= WHAT THE TASK ASKS =
Leave out the pictures and repeat everything else in the records exactly.

= MATERIAL SHOWN =
________________

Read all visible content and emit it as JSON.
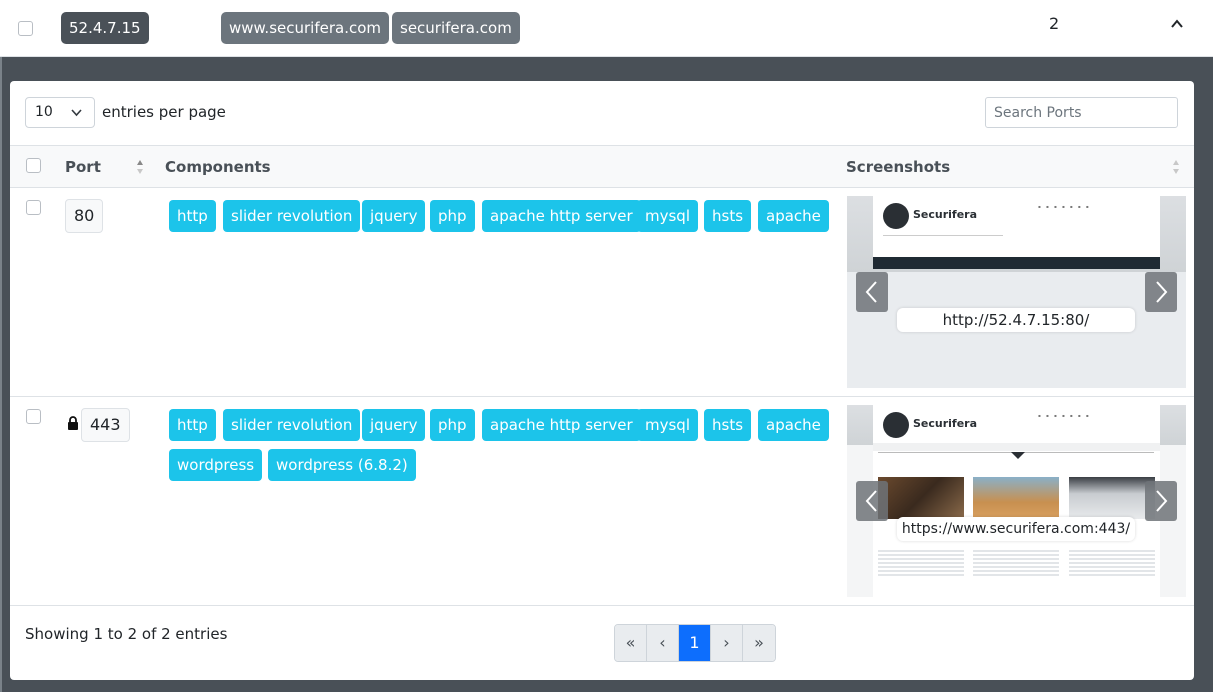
{
  "host": {
    "ip": "52.4.7.15",
    "domains": [
      "www.securifera.com",
      "securifera.com"
    ],
    "count": "2"
  },
  "table_controls": {
    "entries_value": "10",
    "entries_label": "entries per page",
    "search_placeholder": "Search Ports"
  },
  "columns": {
    "port": "Port",
    "components": "Components",
    "screenshots": "Screenshots"
  },
  "rows": [
    {
      "port": "80",
      "secure": false,
      "components": [
        "http",
        "slider revolution",
        "jquery",
        "php",
        "apache http server",
        "mysql",
        "hsts",
        "apache"
      ],
      "screenshot_url": "http://52.4.7.15:80/",
      "brand": "Securifera"
    },
    {
      "port": "443",
      "secure": true,
      "components": [
        "http",
        "slider revolution",
        "jquery",
        "php",
        "apache http server",
        "mysql",
        "hsts",
        "apache",
        "wordpress",
        "wordpress (6.8.2)"
      ],
      "screenshot_url": "https://www.securifera.com:443/",
      "brand": "Securifera"
    }
  ],
  "footer": {
    "showing": "Showing 1 to 2 of 2 entries"
  },
  "pagination": {
    "first": "«",
    "prev": "‹",
    "current": "1",
    "next": "›",
    "last": "»"
  },
  "icons": {
    "lock": "lock-icon",
    "prev_slide": "chevron-left-icon",
    "next_slide": "chevron-right-icon",
    "collapse": "chevron-up-icon"
  },
  "colors": {
    "component_badge": "#1cc4ea",
    "ip_badge": "#4a5158",
    "domain_badge": "#6c757d",
    "active_page": "#0d6efd"
  }
}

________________

= RESULT FOR THIS EXERCISE =
Read all visible content and emit it as JSON.
{
  "host": {
    "ip": "52.4.7.15",
    "domains": [
      "www.securifera.com",
      "securifera.com"
    ],
    "count": "2"
  },
  "table_controls": {
    "entries_value": "10",
    "entries_label": "entries per page",
    "search_placeholder": "Search Ports"
  },
  "columns": {
    "port": "Port",
    "components": "Components",
    "screenshots": "Screenshots"
  },
  "rows": [
    {
      "port": "80",
      "secure": false,
      "components": [
        "http",
        "slider revolution",
        "jquery",
        "php",
        "apache http server",
        "mysql",
        "hsts",
        "apache"
      ],
      "screenshot_url": "http://52.4.7.15:80/",
      "brand": "Securifera"
    },
    {
      "port": "443",
      "secure": true,
      "components": [
        "http",
        "slider revolution",
        "jquery",
        "php",
        "apache http server",
        "mysql",
        "hsts",
        "apache",
        "wordpress",
        "wordpress (6.8.2)"
      ],
      "screenshot_url": "https://www.securifera.com:443/",
      "brand": "Securifera"
    }
  ],
  "footer": {
    "showing": "Showing 1 to 2 of 2 entries"
  },
  "pagination": {
    "first": "«",
    "prev": "‹",
    "current": "1",
    "next": "›",
    "last": "»"
  },
  "icons": {
    "lock": "lock-icon",
    "prev_slide": "chevron-left-icon",
    "next_slide": "chevron-right-icon",
    "collapse": "chevron-up-icon"
  },
  "colors": {
    "component_badge": "#1cc4ea",
    "ip_badge": "#4a5158",
    "domain_badge": "#6c757d",
    "active_page": "#0d6efd"
  }
}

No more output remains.